▸ **Exercise requirements**:
In the listing below, look for "size" and copy every line that has it.

▸ **Extracted entries**:

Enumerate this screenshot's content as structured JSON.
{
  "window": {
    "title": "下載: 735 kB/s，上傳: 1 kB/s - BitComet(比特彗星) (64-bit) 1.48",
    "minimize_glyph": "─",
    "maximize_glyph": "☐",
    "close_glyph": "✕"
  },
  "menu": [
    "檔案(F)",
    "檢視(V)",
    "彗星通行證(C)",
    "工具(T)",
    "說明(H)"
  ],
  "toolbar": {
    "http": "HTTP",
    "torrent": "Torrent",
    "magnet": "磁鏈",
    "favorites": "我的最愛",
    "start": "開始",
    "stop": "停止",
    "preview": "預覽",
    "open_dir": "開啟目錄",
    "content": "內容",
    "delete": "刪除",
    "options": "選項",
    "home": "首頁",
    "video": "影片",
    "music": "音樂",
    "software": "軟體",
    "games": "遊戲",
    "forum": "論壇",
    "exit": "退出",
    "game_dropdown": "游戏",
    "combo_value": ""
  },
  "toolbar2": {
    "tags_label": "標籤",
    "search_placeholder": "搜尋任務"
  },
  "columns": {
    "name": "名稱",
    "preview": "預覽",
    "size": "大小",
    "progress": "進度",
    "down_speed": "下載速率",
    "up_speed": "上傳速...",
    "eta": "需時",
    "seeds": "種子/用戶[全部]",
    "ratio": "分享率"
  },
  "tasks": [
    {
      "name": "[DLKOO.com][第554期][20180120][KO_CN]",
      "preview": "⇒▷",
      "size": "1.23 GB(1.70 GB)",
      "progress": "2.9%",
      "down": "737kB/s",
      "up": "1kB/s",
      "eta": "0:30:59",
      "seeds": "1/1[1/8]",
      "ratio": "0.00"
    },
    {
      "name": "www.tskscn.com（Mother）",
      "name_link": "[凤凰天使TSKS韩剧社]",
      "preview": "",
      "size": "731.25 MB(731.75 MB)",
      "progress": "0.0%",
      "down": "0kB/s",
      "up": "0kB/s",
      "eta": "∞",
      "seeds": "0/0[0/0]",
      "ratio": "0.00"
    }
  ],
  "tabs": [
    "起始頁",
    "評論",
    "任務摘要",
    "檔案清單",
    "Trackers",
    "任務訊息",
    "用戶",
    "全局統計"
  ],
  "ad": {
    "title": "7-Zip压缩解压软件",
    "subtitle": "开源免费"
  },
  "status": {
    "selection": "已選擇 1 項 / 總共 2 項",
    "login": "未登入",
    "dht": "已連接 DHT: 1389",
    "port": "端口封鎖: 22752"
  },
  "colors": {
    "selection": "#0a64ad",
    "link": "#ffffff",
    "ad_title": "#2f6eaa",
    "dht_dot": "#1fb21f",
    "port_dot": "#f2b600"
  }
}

▸ **Answer space**:
    "size": "大小",
      "size": "1.23 GB(1.70 GB)",
      "size": "731.25 MB(731.75 MB)",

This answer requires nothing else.